(Component data from apps and pages)

______

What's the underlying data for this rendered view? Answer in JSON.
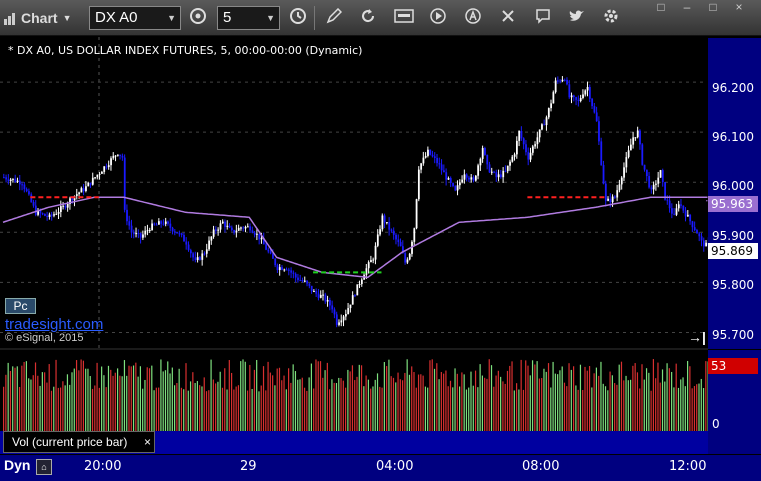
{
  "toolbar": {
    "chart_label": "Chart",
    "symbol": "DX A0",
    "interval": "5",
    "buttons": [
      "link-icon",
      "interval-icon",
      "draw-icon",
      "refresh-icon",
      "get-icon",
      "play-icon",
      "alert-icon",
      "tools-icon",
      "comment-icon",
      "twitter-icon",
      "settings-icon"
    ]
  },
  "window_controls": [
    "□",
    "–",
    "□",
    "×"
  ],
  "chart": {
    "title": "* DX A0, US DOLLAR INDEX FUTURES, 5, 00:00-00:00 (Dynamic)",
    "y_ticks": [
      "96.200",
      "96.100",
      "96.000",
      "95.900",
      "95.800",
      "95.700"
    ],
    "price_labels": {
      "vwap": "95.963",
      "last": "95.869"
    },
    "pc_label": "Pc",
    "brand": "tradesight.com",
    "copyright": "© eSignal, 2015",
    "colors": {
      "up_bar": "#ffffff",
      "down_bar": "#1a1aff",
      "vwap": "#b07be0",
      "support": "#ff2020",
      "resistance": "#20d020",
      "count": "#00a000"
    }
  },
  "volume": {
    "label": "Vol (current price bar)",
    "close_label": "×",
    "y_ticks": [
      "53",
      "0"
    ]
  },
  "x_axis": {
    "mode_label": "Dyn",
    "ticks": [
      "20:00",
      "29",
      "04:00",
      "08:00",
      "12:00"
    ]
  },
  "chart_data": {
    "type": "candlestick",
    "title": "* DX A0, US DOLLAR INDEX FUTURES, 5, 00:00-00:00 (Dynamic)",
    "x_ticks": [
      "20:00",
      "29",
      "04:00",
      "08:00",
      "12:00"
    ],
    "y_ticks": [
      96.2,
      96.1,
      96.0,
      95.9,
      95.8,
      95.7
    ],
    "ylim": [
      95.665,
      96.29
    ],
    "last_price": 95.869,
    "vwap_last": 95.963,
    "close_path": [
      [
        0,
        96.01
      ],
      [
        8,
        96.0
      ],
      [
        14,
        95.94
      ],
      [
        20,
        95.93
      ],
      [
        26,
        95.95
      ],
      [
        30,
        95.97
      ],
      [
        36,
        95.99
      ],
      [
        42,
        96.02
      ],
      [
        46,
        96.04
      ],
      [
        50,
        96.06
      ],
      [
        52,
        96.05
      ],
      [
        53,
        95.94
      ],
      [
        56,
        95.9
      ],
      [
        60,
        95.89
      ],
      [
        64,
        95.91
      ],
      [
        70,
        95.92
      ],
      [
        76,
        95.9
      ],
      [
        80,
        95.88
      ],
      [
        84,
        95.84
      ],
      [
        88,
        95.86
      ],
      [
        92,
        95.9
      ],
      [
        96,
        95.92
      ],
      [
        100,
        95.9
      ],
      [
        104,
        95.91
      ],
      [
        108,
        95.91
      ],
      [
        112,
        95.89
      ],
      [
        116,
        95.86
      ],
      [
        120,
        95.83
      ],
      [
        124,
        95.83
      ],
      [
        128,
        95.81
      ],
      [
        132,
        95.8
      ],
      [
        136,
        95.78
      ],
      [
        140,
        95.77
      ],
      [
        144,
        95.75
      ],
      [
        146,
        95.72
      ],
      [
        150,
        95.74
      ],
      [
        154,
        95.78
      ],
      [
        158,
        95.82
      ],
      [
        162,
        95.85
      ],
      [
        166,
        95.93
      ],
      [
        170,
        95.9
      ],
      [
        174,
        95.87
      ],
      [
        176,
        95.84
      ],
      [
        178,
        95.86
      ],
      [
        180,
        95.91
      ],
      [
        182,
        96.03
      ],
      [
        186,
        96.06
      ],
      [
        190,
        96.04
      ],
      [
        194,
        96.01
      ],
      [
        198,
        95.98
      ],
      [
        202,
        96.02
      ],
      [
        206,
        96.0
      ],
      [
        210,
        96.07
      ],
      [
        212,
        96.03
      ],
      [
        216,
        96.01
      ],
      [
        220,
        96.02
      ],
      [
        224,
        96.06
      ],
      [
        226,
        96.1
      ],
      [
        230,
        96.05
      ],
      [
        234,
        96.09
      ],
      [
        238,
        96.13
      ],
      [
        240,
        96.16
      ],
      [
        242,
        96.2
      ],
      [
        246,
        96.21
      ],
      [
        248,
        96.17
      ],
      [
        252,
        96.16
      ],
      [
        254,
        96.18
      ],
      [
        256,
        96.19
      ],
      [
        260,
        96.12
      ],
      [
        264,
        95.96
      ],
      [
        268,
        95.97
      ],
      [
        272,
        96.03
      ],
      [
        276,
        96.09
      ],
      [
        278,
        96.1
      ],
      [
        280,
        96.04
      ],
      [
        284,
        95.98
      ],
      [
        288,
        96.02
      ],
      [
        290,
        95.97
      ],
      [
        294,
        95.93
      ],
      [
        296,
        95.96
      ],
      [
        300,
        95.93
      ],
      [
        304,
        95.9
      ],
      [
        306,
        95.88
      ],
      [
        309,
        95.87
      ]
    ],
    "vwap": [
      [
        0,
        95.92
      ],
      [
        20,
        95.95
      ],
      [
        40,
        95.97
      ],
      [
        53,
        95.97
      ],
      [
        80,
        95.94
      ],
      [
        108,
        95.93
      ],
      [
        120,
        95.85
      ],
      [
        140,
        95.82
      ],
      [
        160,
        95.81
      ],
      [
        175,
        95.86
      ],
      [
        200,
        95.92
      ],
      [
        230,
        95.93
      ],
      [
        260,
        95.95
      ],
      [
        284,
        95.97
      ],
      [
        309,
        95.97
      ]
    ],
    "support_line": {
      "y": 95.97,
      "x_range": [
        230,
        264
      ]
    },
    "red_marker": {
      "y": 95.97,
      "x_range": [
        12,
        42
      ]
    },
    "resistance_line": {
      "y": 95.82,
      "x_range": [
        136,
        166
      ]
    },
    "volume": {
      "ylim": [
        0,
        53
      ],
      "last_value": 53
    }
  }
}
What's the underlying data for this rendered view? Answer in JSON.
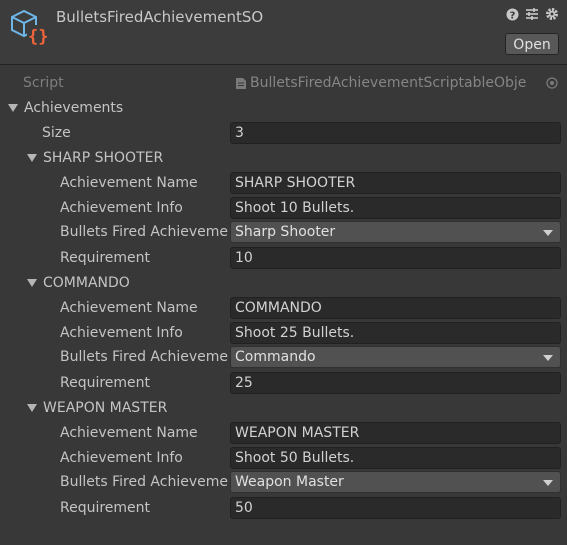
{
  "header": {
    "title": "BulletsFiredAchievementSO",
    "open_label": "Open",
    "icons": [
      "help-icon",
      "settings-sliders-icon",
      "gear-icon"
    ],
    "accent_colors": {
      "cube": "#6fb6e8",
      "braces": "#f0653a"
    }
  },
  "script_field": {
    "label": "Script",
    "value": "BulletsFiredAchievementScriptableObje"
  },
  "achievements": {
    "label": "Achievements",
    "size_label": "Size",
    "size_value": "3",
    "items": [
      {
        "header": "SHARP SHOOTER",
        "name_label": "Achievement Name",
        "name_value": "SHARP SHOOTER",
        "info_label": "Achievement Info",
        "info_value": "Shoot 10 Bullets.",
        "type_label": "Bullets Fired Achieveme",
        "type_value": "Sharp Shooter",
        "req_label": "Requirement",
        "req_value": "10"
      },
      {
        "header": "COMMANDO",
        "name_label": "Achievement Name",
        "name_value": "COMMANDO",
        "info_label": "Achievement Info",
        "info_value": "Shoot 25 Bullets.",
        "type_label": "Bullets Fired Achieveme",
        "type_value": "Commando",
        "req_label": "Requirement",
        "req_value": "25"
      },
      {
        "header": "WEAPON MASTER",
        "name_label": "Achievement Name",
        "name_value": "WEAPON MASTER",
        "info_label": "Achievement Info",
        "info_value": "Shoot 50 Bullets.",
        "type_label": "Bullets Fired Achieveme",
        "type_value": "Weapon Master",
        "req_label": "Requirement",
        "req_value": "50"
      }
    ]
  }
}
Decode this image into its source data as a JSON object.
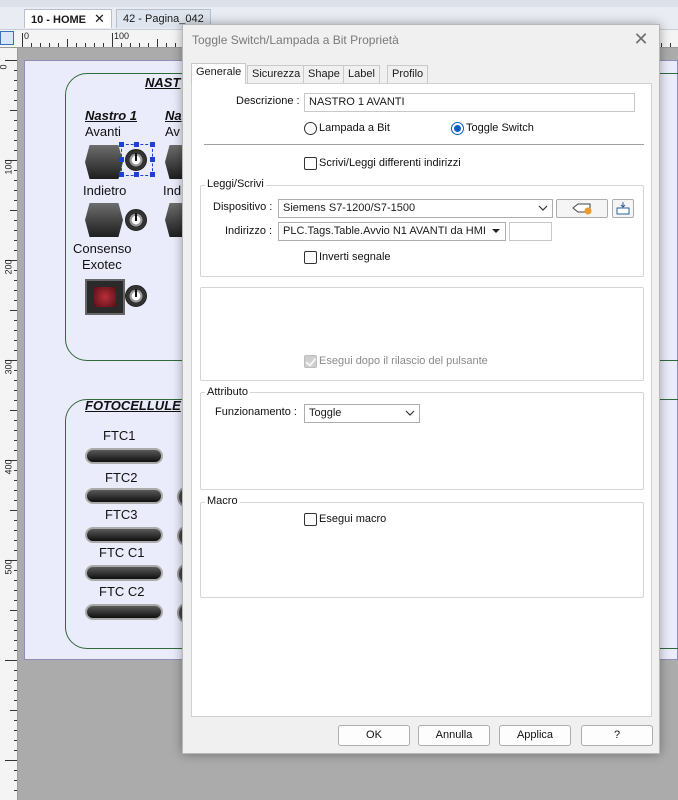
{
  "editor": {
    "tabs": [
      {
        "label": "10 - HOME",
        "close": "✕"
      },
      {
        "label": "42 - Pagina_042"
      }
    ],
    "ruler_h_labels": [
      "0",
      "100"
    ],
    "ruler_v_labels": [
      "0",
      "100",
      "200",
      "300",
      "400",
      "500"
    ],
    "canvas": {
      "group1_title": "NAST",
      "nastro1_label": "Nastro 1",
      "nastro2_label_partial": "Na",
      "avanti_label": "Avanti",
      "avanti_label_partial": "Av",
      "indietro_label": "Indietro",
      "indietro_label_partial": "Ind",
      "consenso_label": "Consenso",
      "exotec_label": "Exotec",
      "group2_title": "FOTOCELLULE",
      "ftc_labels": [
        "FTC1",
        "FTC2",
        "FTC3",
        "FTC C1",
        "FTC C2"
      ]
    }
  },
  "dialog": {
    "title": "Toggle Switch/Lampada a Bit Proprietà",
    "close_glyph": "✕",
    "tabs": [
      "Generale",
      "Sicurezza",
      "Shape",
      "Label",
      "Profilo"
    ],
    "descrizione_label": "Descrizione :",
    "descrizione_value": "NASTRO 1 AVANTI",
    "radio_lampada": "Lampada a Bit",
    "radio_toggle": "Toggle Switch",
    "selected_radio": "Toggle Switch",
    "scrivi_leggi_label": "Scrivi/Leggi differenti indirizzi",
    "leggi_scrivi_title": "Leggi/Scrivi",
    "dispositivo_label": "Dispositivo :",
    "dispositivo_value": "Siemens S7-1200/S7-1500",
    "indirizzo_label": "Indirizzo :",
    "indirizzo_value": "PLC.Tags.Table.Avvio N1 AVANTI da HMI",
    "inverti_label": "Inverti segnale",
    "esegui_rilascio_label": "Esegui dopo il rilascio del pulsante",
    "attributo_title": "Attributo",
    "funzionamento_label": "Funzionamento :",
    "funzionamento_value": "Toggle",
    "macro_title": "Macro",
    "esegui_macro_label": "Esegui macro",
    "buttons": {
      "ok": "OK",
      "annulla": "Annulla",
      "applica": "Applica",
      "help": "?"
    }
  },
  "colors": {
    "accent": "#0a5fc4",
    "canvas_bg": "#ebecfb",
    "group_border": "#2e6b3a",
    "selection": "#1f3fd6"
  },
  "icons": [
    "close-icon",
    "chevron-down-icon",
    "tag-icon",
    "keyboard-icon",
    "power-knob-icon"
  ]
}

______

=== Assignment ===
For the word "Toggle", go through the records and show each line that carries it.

=== Output below ===
    "title": "Toggle Switch/Lampada a Bit Proprietà",
    "radio_toggle": "Toggle Switch",
    "selected_radio": "Toggle Switch",
    "funzionamento_value": "Toggle",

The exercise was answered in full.